Exercise: Should an entry contain an image, leave the image out and repeat the entry's text exactly.

Entries provided:
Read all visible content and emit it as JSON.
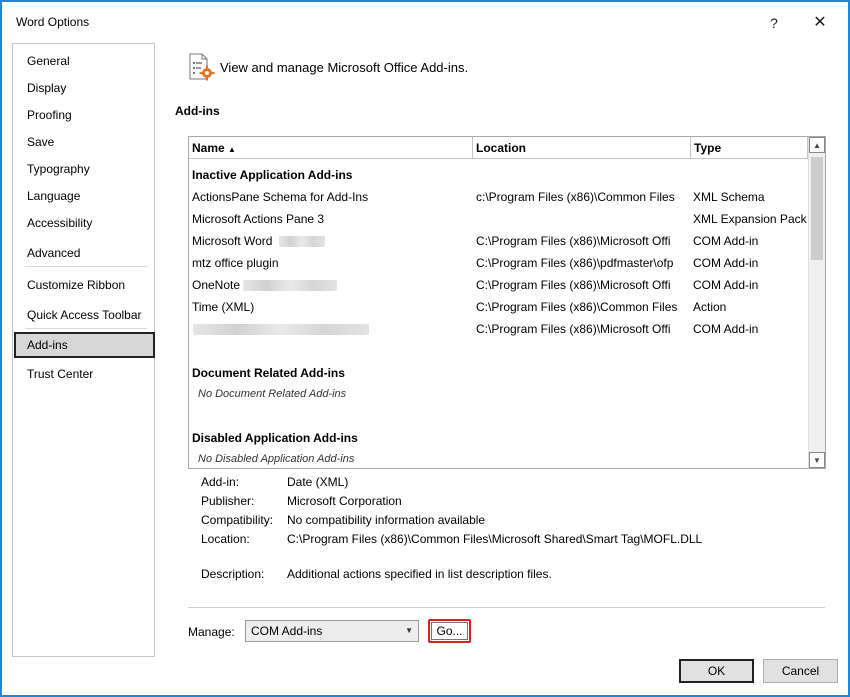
{
  "window": {
    "title": "Word Options",
    "help_glyph": "?",
    "close_glyph": "✕"
  },
  "nav": {
    "items": [
      {
        "label": "General"
      },
      {
        "label": "Display"
      },
      {
        "label": "Proofing"
      },
      {
        "label": "Save"
      },
      {
        "label": "Typography"
      },
      {
        "label": "Language"
      },
      {
        "label": "Accessibility"
      },
      {
        "label": "Advanced"
      },
      {
        "label": "Customize Ribbon"
      },
      {
        "label": "Quick Access Toolbar"
      },
      {
        "label": "Add-ins"
      },
      {
        "label": "Trust Center"
      }
    ],
    "active": "Add-ins"
  },
  "header": {
    "text": "View and manage Microsoft Office Add-ins."
  },
  "section": {
    "title": "Add-ins"
  },
  "table": {
    "columns": {
      "name": "Name",
      "sort_glyph": "▲",
      "location": "Location",
      "type": "Type"
    },
    "groups": {
      "inactive": "Inactive Application Add-ins",
      "document": "Document Related Add-ins",
      "document_empty": "No Document Related Add-ins",
      "disabled": "Disabled Application Add-ins",
      "disabled_empty": "No Disabled Application Add-ins"
    },
    "rows": [
      {
        "name": "ActionsPane Schema for Add-Ins",
        "location": "c:\\Program Files (x86)\\Common Files",
        "type": "XML Schema"
      },
      {
        "name": "Microsoft Actions Pane 3",
        "location": "",
        "type": "XML Expansion Pack"
      },
      {
        "name": "Microsoft Word",
        "location": "C:\\Program Files (x86)\\Microsoft Offi",
        "type": "COM Add-in"
      },
      {
        "name": "mtz office plugin",
        "location": "C:\\Program Files (x86)\\pdfmaster\\ofp",
        "type": "COM Add-in"
      },
      {
        "name": "OneNote",
        "location": "C:\\Program Files (x86)\\Microsoft Offi",
        "type": "COM Add-in"
      },
      {
        "name": "Time (XML)",
        "location": "C:\\Program Files (x86)\\Common Files",
        "type": "Action"
      },
      {
        "name": "",
        "location": "C:\\Program Files (x86)\\Microsoft Offi",
        "type": "COM Add-in"
      }
    ]
  },
  "details": {
    "addin_label": "Add-in:",
    "addin_value": "Date (XML)",
    "publisher_label": "Publisher:",
    "publisher_value": "Microsoft Corporation",
    "compat_label": "Compatibility:",
    "compat_value": "No compatibility information available",
    "location_label": "Location:",
    "location_value": "C:\\Program Files (x86)\\Common Files\\Microsoft Shared\\Smart Tag\\MOFL.DLL",
    "desc_label": "Description:",
    "desc_value": "Additional actions specified in list description files."
  },
  "manage": {
    "label": "Manage:",
    "selected": "COM Add-ins",
    "go_label": "Go..."
  },
  "footer": {
    "ok_label": "OK",
    "cancel_label": "Cancel"
  },
  "colors": {
    "accent_border": "#1e88d8",
    "highlight_red": "#e02020",
    "icon_orange": "#e8731f"
  }
}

Answer for this exercise:
Read all visible content and emit it as JSON.
{
  "window": {
    "title": "Word Options",
    "help_glyph": "?",
    "close_glyph": "✕"
  },
  "nav": {
    "items": [
      {
        "label": "General"
      },
      {
        "label": "Display"
      },
      {
        "label": "Proofing"
      },
      {
        "label": "Save"
      },
      {
        "label": "Typography"
      },
      {
        "label": "Language"
      },
      {
        "label": "Accessibility"
      },
      {
        "label": "Advanced"
      },
      {
        "label": "Customize Ribbon"
      },
      {
        "label": "Quick Access Toolbar"
      },
      {
        "label": "Add-ins"
      },
      {
        "label": "Trust Center"
      }
    ],
    "active": "Add-ins"
  },
  "header": {
    "text": "View and manage Microsoft Office Add-ins."
  },
  "section": {
    "title": "Add-ins"
  },
  "table": {
    "columns": {
      "name": "Name",
      "sort_glyph": "▲",
      "location": "Location",
      "type": "Type"
    },
    "groups": {
      "inactive": "Inactive Application Add-ins",
      "document": "Document Related Add-ins",
      "document_empty": "No Document Related Add-ins",
      "disabled": "Disabled Application Add-ins",
      "disabled_empty": "No Disabled Application Add-ins"
    },
    "rows": [
      {
        "name": "ActionsPane Schema for Add-Ins",
        "location": "c:\\Program Files (x86)\\Common Files",
        "type": "XML Schema"
      },
      {
        "name": "Microsoft Actions Pane 3",
        "location": "",
        "type": "XML Expansion Pack"
      },
      {
        "name": "Microsoft Word",
        "location": "C:\\Program Files (x86)\\Microsoft Offi",
        "type": "COM Add-in"
      },
      {
        "name": "mtz office plugin",
        "location": "C:\\Program Files (x86)\\pdfmaster\\ofp",
        "type": "COM Add-in"
      },
      {
        "name": "OneNote",
        "location": "C:\\Program Files (x86)\\Microsoft Offi",
        "type": "COM Add-in"
      },
      {
        "name": "Time (XML)",
        "location": "C:\\Program Files (x86)\\Common Files",
        "type": "Action"
      },
      {
        "name": "",
        "location": "C:\\Program Files (x86)\\Microsoft Offi",
        "type": "COM Add-in"
      }
    ]
  },
  "details": {
    "addin_label": "Add-in:",
    "addin_value": "Date (XML)",
    "publisher_label": "Publisher:",
    "publisher_value": "Microsoft Corporation",
    "compat_label": "Compatibility:",
    "compat_value": "No compatibility information available",
    "location_label": "Location:",
    "location_value": "C:\\Program Files (x86)\\Common Files\\Microsoft Shared\\Smart Tag\\MOFL.DLL",
    "desc_label": "Description:",
    "desc_value": "Additional actions specified in list description files."
  },
  "manage": {
    "label": "Manage:",
    "selected": "COM Add-ins",
    "go_label": "Go..."
  },
  "footer": {
    "ok_label": "OK",
    "cancel_label": "Cancel"
  },
  "colors": {
    "accent_border": "#1e88d8",
    "highlight_red": "#e02020",
    "icon_orange": "#e8731f"
  }
}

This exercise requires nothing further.